Last offseason the Padres turned Yonder Alonso and Marc Rzepczynski into Drew Pomeranz. Then they turned Pomeranz into a healthy and effective pitcher for three and a half months. Then, earlier today, they turned that healthy and effective pitcher into Anderson Espinoza, a consensus top 25 prospect in all of baseball.
My opinion on A.J. Preller’s body of work seemingly changes weekly (as it should, I suppose), but right now it’s hard to argue that he’s not moving this franchise in the right direction. Give him—and his staff, obviously—credit for realizing that Alonso wasn’t the guy and that Pomeranz was both a good buy-low option and a potential breakout candidate.
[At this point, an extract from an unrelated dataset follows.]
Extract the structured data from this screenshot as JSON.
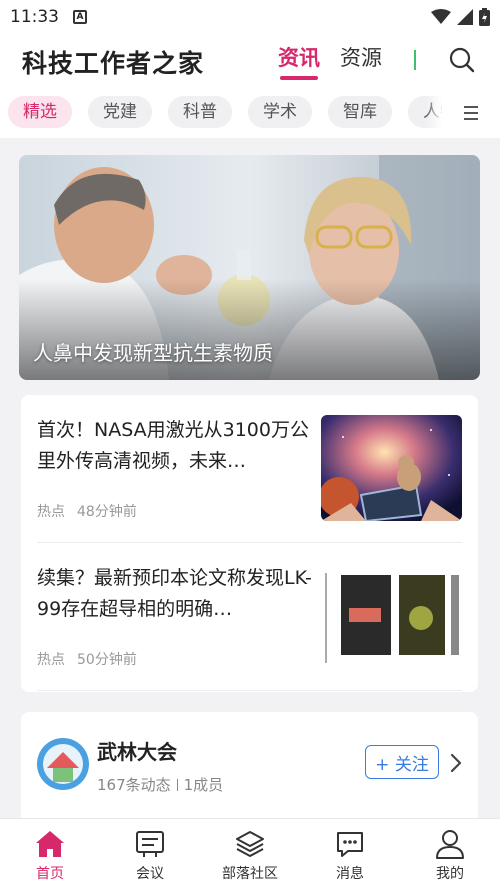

Give them further credit for actually helping Pomeranz reach that level and then, finally, for realizing that this season is lost and that Pomeranz is probably more useful as a trade chip in a thin market than as an ace on a fourth or fifth place team—especially when Dave Dombrowski has a team in the playoff hunt.
Espinoza is just 6-feet tall and 18 years old, but he’s already thrown 79 and 1/3 innings at Red Sox Single-A affiliate Greenville, posting a 4.54 ERA but a much more impressive 2.62 strikeout-to-walk ratio and 0.2 HR/9. Remember, he’s 18, nearly four years younger than the average South Atlantic League player. A few weeks back we noted that recent Padres pickup Chris Paddack was super young for the South Atlantic League . . . well, Espinoza’s a full two years younger than him. In fact, Espinoza entered the season as the youngest player in the entire South Atlantic League. There’s a decent change he’s never faced anyone younger than himself.
Not surprisingly, those who follow prospects closely are intrigued. Baseball America (15), Baseball Prospectus (24), and Keith Law (14) all ranked Espinoza inside the top 25 on recently released midseason top prospect lists. The repertoire consists of a plus fastball that sits in the mid-90s (and occasionally reaches triple digits) and two developing secondary pitches in the curve and change, all with sound mechanics and a repeatable delivery. It looks something like this.
Of course, all the usual concerns are present. He’s still really young and a long way from the majors, and at this point, a lot more can go wrong than right, including injuries and ineffectiveness. Espinoza still has to prove, at higher levels, both that he can get guys out and that he can handle the rigors of a larger workload. The Padres still have to develop him into a successful big-league pitcher.
But there are reasons why he’s ranked so highly. He’s not “can’t-miss”—nobody is, really, particularly not an 18-year-old pitcher—but scouts and prospect hounds alike obviously feel like there might be something special here. Now the fun part begins. Where do the Padres send Espinoza, and for how long? How will they manage his workload? Will they be aggressive with him or pump the brakes?
The Padres lost something here in Pomeranz, and that shouldn’t be overlooked. Although this level of performance is almost certainly unsustainable, Pomeranz might be a new guy, and he’s under control through 2018. Still, there’s rarely a better time to trade a once injury-riddled pitcher than at the absolute height of his value, and that’s what the Padres have done. They ultimately turned Yonder Alonso, a no-pop first baseman with little upside who served as a constant reminder of what could have been (Anthony Rizzo), into one of the game’s most exciting young pitching prospects.
There are still some bad decisions in the rearview mirror, but it looks like Preller’s getting the hang of this thing.